Excelling as a Woman in Partnerships
Sales tends to be a male-heavy industry. For Ashley, an obstacle she’s worked through in her career is getting comfortable with leading as a woman. “Tech has long been an old boys club, and to stand out as a woman in tech you not only need the experience, but also the confidence. For me, the experience requirement forced me to truly be a sponge, learning as much as I could by listening to as many people as I could. Once I had that base of knowledge I could move confidently in that world and lead.”
Ashley gets to work with many women in her role today. “We have a lot of strong women at Clyde. Of the twenty roles that are Director level and above, nine identify as female. Clyde has open and honest conversations about the role that diversity plays within our company. It’s not viewed as a box to check, it’s a commitment to growing the team from a diverse talent pool.”
On the impact of being a woman in partnerships, Ashley shared, “I pivoted later in my career than most, so when I made the switch into tech I was not only more senior than most of my peers, I was also one of very few women in my department. In many ways, this fueled my competitive nature and drove me to push myself harder to be successful in my career. But aside from the drive, it also created a strong bond between many of the women I have had the opportunity to work with, many who I would regard as great friends today.”
Ashley had some powerful advice to share with other women looking to excel in partnerships. “Speak up and advocate for yourself. No one’s going to do it for you — you’re your biggest champion. So find ways to make sure your voice is heard, whether that’s in a meeting or advocating for your career path, do whatever you can to build your brand and get your voice heard. Don’t forget to lift up and advocate for others while you’re at it.”
“I’ve heard of people building up brag sheets, and I started doing this myself: draft up a list of your most proud accomplishments and own that! It’s inspiring to see all of that on paper (and it’ll be great for your resume one day).”
Growing with Women in Partnerships
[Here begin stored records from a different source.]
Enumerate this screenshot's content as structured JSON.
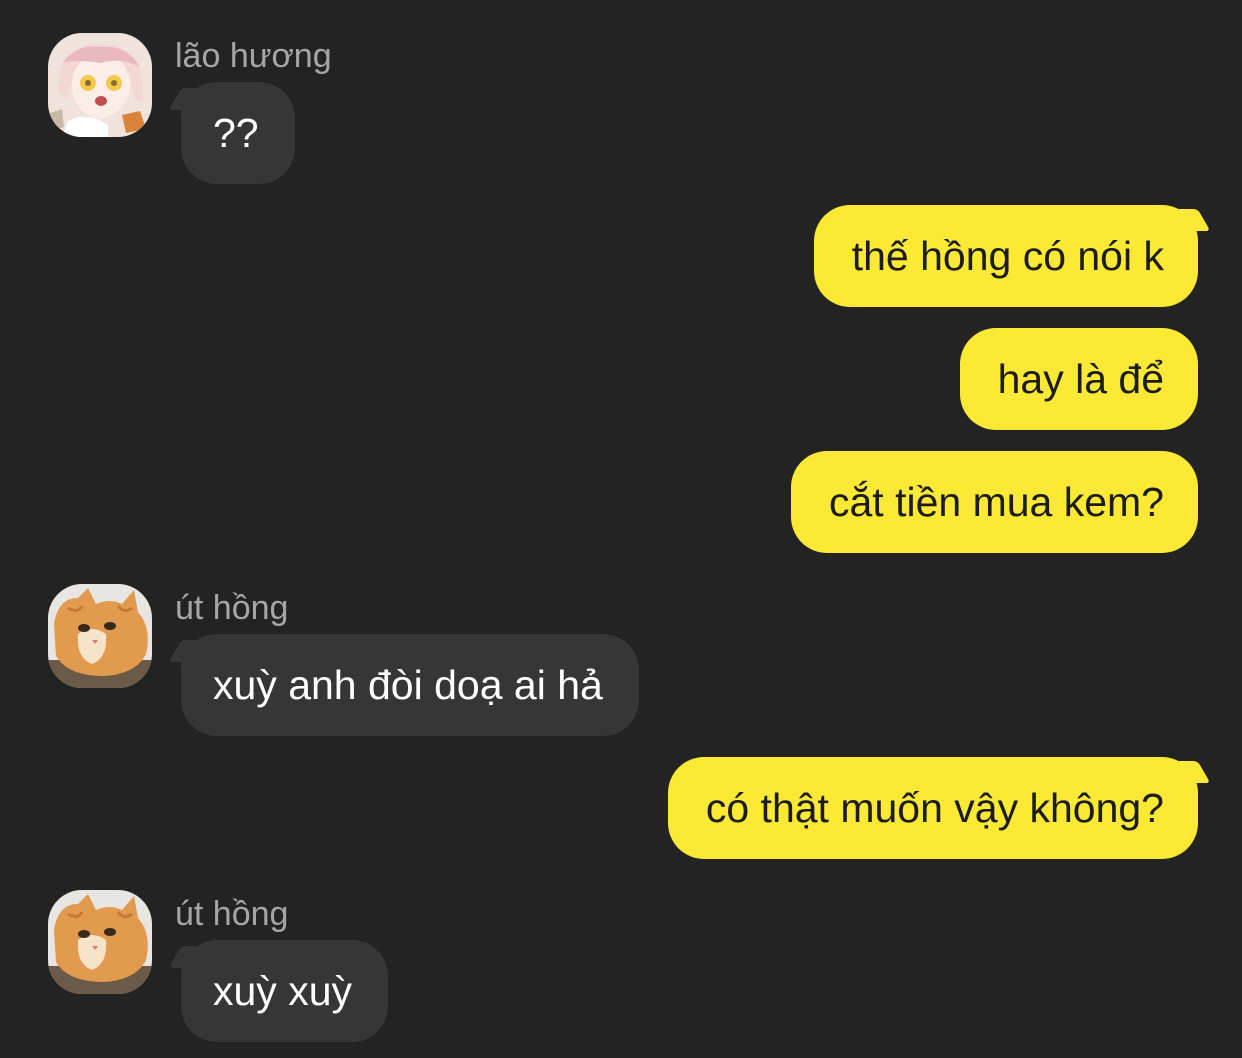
{
  "messages": [
    {
      "sender": "lão hương",
      "avatar": "anime-girl-avatar",
      "text": "??"
    },
    {
      "text": "thế hồng có nói k"
    },
    {
      "text": "hay là để"
    },
    {
      "text": "cắt tiền mua kem?"
    },
    {
      "sender": "út hồng",
      "avatar": "orange-cat-avatar",
      "text": "xuỳ anh đòi doạ ai hả"
    },
    {
      "text": "có thật muốn vậy không?"
    },
    {
      "sender": "út hồng",
      "avatar": "orange-cat-avatar",
      "text": "xuỳ xuỳ"
    }
  ],
  "colors": {
    "background": "#232323",
    "incoming_bubble": "#363636",
    "outgoing_bubble": "#fce935",
    "sender_name": "#a6a6a6"
  }
}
Ashley highlighted the value of groups like Women in Partnerships, “It’s great and really important! There’s a camaraderie that happens because so many of us have shared experiences. It’s a great way to communicate with one another on things we run into that other groups may not run into. I very much appreciate being able to have that extra encouragement or reminder to take a power stance before the meeting.”